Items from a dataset
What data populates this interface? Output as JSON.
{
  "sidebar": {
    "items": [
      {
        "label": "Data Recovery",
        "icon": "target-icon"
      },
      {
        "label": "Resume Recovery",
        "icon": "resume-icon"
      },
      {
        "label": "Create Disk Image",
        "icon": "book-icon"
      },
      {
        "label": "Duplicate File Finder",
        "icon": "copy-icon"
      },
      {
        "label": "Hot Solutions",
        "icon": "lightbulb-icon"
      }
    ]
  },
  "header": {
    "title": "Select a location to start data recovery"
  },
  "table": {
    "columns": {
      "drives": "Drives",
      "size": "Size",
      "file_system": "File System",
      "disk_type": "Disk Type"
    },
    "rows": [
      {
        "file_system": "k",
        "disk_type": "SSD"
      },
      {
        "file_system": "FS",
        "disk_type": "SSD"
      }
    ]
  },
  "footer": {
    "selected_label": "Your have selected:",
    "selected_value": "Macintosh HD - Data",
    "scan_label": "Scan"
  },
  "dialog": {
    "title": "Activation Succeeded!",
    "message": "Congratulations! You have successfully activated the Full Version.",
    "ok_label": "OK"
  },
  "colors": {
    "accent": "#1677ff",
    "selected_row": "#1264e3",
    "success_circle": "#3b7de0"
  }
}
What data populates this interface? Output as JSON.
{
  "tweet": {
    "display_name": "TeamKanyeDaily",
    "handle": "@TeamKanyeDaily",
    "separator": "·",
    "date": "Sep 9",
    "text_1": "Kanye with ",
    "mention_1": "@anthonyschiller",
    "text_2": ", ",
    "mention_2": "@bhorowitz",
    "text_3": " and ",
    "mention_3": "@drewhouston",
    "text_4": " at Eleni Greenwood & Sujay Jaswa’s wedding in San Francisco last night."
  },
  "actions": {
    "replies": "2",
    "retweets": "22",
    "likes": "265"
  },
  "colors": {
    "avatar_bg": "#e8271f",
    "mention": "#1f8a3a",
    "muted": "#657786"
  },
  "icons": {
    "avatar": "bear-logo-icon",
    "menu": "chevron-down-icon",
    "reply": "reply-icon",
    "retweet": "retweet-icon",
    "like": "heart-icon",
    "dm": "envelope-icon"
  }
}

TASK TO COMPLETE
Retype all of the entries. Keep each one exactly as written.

EXPECTED OUTPUT
What data populates this interface? Output as JSON.
{
  "sidebar": {
    "items": [
      {
        "label": "Data Recovery",
        "icon": "target-icon"
      },
      {
        "label": "Resume Recovery",
        "icon": "resume-icon"
      },
      {
        "label": "Create Disk Image",
        "icon": "book-icon"
      },
      {
        "label": "Duplicate File Finder",
        "icon": "copy-icon"
      },
      {
        "label": "Hot Solutions",
        "icon": "lightbulb-icon"
      }
    ]
  },
  "header": {
    "title": "Select a location to start data recovery"
  },
  "table": {
    "columns": {
      "drives": "Drives",
      "size": "Size",
      "file_system": "File System",
      "disk_type": "Disk Type"
    },
    "rows": [
      {
        "file_system": "k",
        "disk_type": "SSD"
      },
      {
        "file_system": "FS",
        "disk_type": "SSD"
      }
    ]
  },
  "footer": {
    "selected_label": "Your have selected:",
    "selected_value": "Macintosh HD - Data",
    "scan_label": "Scan"
  },
  "dialog": {
    "title": "Activation Succeeded!",
    "message": "Congratulations! You have successfully activated the Full Version.",
    "ok_label": "OK"
  },
  "colors": {
    "accent": "#1677ff",
    "selected_row": "#1264e3",
    "success_circle": "#3b7de0"
  }
}
What data populates this interface? Output as JSON.
{
  "tweet": {
    "display_name": "TeamKanyeDaily",
    "handle": "@TeamKanyeDaily",
    "separator": "·",
    "date": "Sep 9",
    "text_1": "Kanye with ",
    "mention_1": "@anthonyschiller",
    "text_2": ", ",
    "mention_2": "@bhorowitz",
    "text_3": " and ",
    "mention_3": "@drewhouston",
    "text_4": " at Eleni Greenwood & Sujay Jaswa’s wedding in San Francisco last night."
  },
  "actions": {
    "replies": "2",
    "retweets": "22",
    "likes": "265"
  },
  "colors": {
    "avatar_bg": "#e8271f",
    "mention": "#1f8a3a",
    "muted": "#657786"
  },
  "icons": {
    "avatar": "bear-logo-icon",
    "menu": "chevron-down-icon",
    "reply": "reply-icon",
    "retweet": "retweet-icon",
    "like": "heart-icon",
    "dm": "envelope-icon"
  }
}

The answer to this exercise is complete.